[[ DATA FOR THIS TASK open ]]
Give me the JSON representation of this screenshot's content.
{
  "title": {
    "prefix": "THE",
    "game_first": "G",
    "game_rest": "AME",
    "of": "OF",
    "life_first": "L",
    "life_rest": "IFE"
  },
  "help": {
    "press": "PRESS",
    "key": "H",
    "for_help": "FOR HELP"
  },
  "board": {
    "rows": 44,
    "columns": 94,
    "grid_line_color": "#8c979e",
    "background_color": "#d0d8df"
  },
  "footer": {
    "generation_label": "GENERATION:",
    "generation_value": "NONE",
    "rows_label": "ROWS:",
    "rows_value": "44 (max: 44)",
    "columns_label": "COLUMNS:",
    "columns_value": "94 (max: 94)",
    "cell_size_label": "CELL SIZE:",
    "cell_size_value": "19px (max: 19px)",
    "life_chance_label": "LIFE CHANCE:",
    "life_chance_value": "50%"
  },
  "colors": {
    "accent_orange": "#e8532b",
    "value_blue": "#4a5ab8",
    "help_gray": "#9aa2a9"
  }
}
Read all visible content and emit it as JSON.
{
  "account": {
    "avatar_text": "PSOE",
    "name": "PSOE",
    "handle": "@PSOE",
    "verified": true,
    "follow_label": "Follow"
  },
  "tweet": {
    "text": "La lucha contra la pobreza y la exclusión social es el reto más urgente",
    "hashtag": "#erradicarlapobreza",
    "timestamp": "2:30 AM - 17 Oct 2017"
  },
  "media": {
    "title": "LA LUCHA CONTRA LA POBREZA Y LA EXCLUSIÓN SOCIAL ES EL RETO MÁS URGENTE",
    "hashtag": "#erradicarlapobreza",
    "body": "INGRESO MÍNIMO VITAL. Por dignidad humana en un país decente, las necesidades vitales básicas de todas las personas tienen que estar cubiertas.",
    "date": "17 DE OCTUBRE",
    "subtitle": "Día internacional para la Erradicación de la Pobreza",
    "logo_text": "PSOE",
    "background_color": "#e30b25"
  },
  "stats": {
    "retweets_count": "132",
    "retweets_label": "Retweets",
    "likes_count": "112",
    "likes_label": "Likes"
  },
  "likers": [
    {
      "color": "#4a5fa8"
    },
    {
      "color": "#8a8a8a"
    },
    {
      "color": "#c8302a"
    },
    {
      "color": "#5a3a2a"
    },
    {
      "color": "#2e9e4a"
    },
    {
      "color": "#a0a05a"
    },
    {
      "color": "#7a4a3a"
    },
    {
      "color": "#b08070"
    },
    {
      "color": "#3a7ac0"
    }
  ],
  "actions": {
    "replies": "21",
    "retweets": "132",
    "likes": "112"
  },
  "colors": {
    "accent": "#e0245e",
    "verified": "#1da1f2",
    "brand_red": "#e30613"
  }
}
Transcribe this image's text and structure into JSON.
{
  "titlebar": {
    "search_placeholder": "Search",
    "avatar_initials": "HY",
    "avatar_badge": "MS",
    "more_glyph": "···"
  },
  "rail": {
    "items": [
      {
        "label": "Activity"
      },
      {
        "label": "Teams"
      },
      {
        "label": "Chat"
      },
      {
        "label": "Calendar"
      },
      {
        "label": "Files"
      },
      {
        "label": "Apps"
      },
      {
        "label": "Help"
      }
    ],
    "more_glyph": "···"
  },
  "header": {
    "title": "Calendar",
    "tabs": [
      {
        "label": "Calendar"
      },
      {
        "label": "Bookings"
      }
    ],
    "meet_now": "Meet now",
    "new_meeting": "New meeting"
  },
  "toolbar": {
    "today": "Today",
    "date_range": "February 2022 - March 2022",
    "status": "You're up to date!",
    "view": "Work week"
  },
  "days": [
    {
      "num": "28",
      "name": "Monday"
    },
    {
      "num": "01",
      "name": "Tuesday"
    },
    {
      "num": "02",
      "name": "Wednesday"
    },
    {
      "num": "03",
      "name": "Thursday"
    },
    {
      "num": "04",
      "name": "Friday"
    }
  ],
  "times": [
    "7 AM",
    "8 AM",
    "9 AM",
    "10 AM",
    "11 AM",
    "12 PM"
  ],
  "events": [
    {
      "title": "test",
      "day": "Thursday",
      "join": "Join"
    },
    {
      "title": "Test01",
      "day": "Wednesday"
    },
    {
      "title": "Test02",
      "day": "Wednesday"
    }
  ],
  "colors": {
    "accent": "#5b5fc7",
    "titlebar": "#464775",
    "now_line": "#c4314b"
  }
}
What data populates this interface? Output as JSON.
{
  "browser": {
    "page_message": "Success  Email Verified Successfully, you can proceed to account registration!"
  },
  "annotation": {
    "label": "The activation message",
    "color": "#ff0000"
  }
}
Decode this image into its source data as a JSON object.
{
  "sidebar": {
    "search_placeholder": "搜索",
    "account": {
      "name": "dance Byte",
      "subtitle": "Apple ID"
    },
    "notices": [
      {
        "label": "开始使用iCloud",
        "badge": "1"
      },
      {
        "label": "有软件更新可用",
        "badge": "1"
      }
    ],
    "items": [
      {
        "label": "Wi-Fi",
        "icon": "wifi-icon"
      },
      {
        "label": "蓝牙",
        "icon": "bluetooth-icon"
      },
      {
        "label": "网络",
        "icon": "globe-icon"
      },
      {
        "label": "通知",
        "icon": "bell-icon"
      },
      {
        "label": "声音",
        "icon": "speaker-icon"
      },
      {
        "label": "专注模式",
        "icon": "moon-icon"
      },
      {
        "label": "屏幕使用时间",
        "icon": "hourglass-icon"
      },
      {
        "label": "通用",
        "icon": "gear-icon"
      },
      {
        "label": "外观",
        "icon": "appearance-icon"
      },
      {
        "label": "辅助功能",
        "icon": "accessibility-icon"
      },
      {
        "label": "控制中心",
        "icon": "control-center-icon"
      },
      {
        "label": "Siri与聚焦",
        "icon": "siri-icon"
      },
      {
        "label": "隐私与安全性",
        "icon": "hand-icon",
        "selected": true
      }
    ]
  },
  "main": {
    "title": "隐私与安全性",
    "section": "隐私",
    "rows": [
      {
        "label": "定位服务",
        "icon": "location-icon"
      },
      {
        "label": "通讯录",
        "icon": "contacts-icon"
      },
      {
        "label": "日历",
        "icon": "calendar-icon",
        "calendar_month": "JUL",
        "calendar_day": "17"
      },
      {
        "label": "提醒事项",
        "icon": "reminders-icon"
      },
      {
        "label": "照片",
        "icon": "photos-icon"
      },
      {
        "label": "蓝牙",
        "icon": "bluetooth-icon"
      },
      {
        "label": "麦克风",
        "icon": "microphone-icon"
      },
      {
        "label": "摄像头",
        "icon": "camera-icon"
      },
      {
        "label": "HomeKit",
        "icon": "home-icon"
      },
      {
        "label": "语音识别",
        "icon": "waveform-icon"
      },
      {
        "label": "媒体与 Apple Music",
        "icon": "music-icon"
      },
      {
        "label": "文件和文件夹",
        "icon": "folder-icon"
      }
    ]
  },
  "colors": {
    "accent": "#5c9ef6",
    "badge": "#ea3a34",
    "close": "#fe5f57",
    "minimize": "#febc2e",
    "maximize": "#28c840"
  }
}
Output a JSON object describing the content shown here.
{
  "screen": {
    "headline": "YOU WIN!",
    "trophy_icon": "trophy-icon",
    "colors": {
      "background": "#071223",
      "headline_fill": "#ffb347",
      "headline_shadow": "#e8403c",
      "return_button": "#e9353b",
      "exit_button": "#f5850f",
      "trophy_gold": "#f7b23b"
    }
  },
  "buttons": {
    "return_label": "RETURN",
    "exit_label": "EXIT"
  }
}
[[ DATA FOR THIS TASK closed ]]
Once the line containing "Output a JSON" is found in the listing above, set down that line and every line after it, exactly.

• **REPLY TO THE EXERCISE**:
Output a JSON object describing the content shown here.
{
  "screen": {
    "headline": "YOU WIN!",
    "trophy_icon": "trophy-icon",
    "colors": {
      "background": "#071223",
      "headline_fill": "#ffb347",
      "headline_shadow": "#e8403c",
      "return_button": "#e9353b",
      "exit_button": "#f5850f",
      "trophy_gold": "#f7b23b"
    }
  },
  "buttons": {
    "return_label": "RETURN",
    "exit_label": "EXIT"
  }
}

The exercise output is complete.